WILLIAMS: Because the way I look at it Dave, we do treat sexual assaults seriously. You’re talking about a case that happened back in 2015 back before Jeri Williams was the police chief. I would hope that in spite of the discussion that we’re having right now that we’re still showing up for calls for service, we’re still taking sexual assault seriously, and when people bring behavior to my attention, I am absolutely going to address it.

Phoenix completed their new investigation into Dennison’s allegations against Armour in late March.

The department declined to submit charges.

“The Phoenix Police Department conducted investigations into the 2010 claim using processes that respect the rights of both the accuser and the accused,” a spokesperson wrote in the city’s emailed response. “Based on currently known facts of this case, the investigation has been closed. There was insufficient evidence corroborating the allegation.”

Dennison recorded the call when a commander and sergeant told her the reasons why.

The officials told her it came down to “a matter of consent.” It was a “he-said she-said” case. There were no witnesses who saw any sexual acts. But one person walked by the closed bedroom door and thought he heard consensual sex and Dennison willingly participating.

On the call, the police did not address the tampon stuck inside of Dennison. She said she was too upset and distraught to confront them about it.

ABC15 obtained a copy of the 2020 investigation from Phoenix in advance of this report.

Officials redacted key pieces of information in the report and other critical details. For example, ABC15 determined the word tampon was repeatedly blacked out.

Investigators interviewed Dennison, Armour, other attendants of the get-together, and two others who she spoke with following the alleged assault.

Armour told investigators that Dennison never “gave any indication she did not want to have sex or that she said no.”

During her forensic interview, Dennison voluntarily said she had a snapshot memory of “moaning” and possibly saying “f*** me.”

The way she further described feeling in that moment matches what experts said can happen to victims during an assault.

“I remember having a thought of did I want this? Like why is (this happening),” she said during the interview. “I felt very out of my body and just very, like, confused as to what was going on.”

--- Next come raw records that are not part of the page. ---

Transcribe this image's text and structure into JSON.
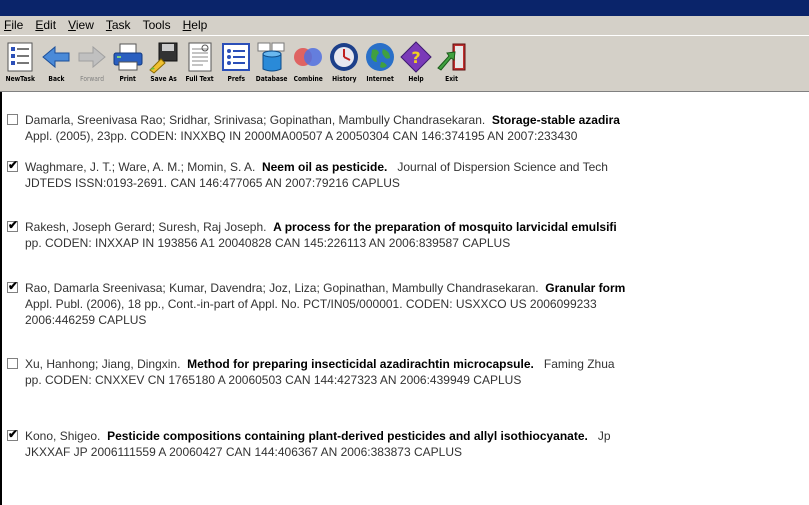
{
  "menu": {
    "items": [
      {
        "u": "F",
        "rest": "ile"
      },
      {
        "u": "E",
        "rest": "dit"
      },
      {
        "u": "V",
        "rest": "iew"
      },
      {
        "u": "T",
        "rest": "ask"
      },
      {
        "u": "To",
        "rest": "ols",
        "pre": ""
      },
      {
        "u": "H",
        "rest": "elp"
      }
    ]
  },
  "toolbar": {
    "buttons": [
      {
        "label": "NewTask",
        "icon": "new-task-icon",
        "enabled": true
      },
      {
        "label": "Back",
        "icon": "back-arrow-icon",
        "enabled": true
      },
      {
        "label": "Forward",
        "icon": "forward-arrow-icon",
        "enabled": false
      },
      {
        "label": "Print",
        "icon": "printer-icon",
        "enabled": true
      },
      {
        "label": "Save As",
        "icon": "save-as-icon",
        "enabled": true
      },
      {
        "label": "Full Text",
        "icon": "full-text-icon",
        "enabled": true
      },
      {
        "label": "Prefs",
        "icon": "prefs-icon",
        "enabled": true
      },
      {
        "label": "Database",
        "icon": "database-icon",
        "enabled": true
      },
      {
        "label": "Combine",
        "icon": "combine-icon",
        "enabled": true
      },
      {
        "label": "History",
        "icon": "history-icon",
        "enabled": true
      },
      {
        "label": "Internet",
        "icon": "globe-icon",
        "enabled": true
      },
      {
        "label": "Help",
        "icon": "help-icon",
        "enabled": true
      },
      {
        "label": "Exit",
        "icon": "exit-icon",
        "enabled": true
      }
    ]
  },
  "records": [
    {
      "checked": false,
      "authors": "Damarla, Sreenivasa Rao; Sridhar, Srinivasa; Gopinathan, Mambully Chandrasekaran.",
      "title": "Storage-stable azadira",
      "rest1": "",
      "line2": "Appl. (2005),    23pp.  CODEN: INXXBQ  IN  2000MA00507  A  20050304  CAN 146:374195  AN 2007:233430",
      "line3": ""
    },
    {
      "checked": true,
      "authors": "Waghmare, J. T.; Ware, A. M.; Momin, S. A.",
      "title": "Neem oil as pesticide.",
      "rest1": "Journal of Dispersion Science and Tech",
      "line2": "JDTEDS  ISSN:0193-2691.  CAN 146:477065  AN 2007:79216    CAPLUS",
      "line3": ""
    },
    {
      "checked": true,
      "authors": "Rakesh, Joseph Gerard; Suresh, Raj Joseph.",
      "title": "A process for the preparation of mosquito larvicidal emulsifi",
      "rest1": "",
      "line2": "pp.  CODEN: INXXAP  IN  193856  A1  20040828  CAN 145:226113  AN 2006:839587    CAPLUS",
      "line3": ""
    },
    {
      "checked": true,
      "authors": "Rao, Damarla Sreenivasa; Kumar, Davendra; Joz, Liza; Gopinathan, Mambully Chandrasekaran.",
      "title": "Granular form",
      "rest1": "",
      "line2": "Appl. Publ. (2006),    18 pp., Cont.-in-part of Appl. No. PCT/IN05/000001.  CODEN: USXXCO  US  2006099233",
      "line3": "2006:446259    CAPLUS"
    },
    {
      "checked": false,
      "authors": "Xu, Hanhong; Jiang, Dingxin.",
      "title": "Method for preparing insecticidal azadirachtin microcapsule.",
      "rest1": "Faming Zhua",
      "line2": "pp.  CODEN: CNXXEV  CN  1765180  A  20060503  CAN 144:427323  AN 2006:439949    CAPLUS",
      "line3": ""
    },
    {
      "checked": true,
      "authors": "Kono, Shigeo.",
      "title": "Pesticide compositions containing plant-derived pesticides and allyl isothiocyanate.",
      "rest1": "Jp",
      "line2": "JKXXAF  JP  2006111559  A  20060427  CAN 144:406367  AN 2006:383873    CAPLUS",
      "line3": ""
    }
  ],
  "colors": {
    "title_bar": "#0a246a",
    "chrome": "#d4d0c8"
  }
}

While there’s a full transcript of Dennison’s interview included in the investigative report, all of the other interviews were paraphrased.

From the report, it is not clear if Armour was asked to explain the dislodged tampon.

The tampon was not mentioned at all in the final summary of the case.

“I think they’re afraid,” Dennison said. “I think again, it goes back to, it’s like dominoes. If they were to acknowledge he did wrong in 2010, that he committed a crime, that he violated me, that every other incident, every other allegation of misconduct just would not have existed because he would have been fired. That’s a liability on the department.”

Dennison got married in 2011, and she left the Phoenix Police Department in 2015.

She left to take care of her first-born.

Dennison and her husband couldn’t balance conflicting schedules because he’s a Phoenix officer who’s still with the department.

She said it’s more proof that she’s got nothing to gain by coming forward other than telling the truth and hoping for change.

“(I get) nothing. Talking about my body in public. Shame. My reputation. Having people I know, I worked with, throw out their opinion of whether they believe me and probably ruin friendships and relationships because they don’t want to be messed in with this,” Dennison said. “But I can’t sit by and just allow this and allow it to happen and not say something. Because that sense of justice didn’t go away in 2015. I still have it.”

She ended the interview by saying, “I get nothing from this. Just more heartache.”

If you have experienced sexual assault and need assistance call, text, or chat the Arizona Sexual and Domestic Violence Helpline Monday through Friday 8:30 a.m. to 5:00 p.m. You can get connected to local resources or to talk to a victim advocate by calling 602-279-2980, texting 520-720-3383, accessing chat services online here For 24 hour support, call the National Sexual Assault Hotline at 800-656-4673 to get connected to your local sexual assault provider.

Contact ABC15 Investigator Dave Biscobing at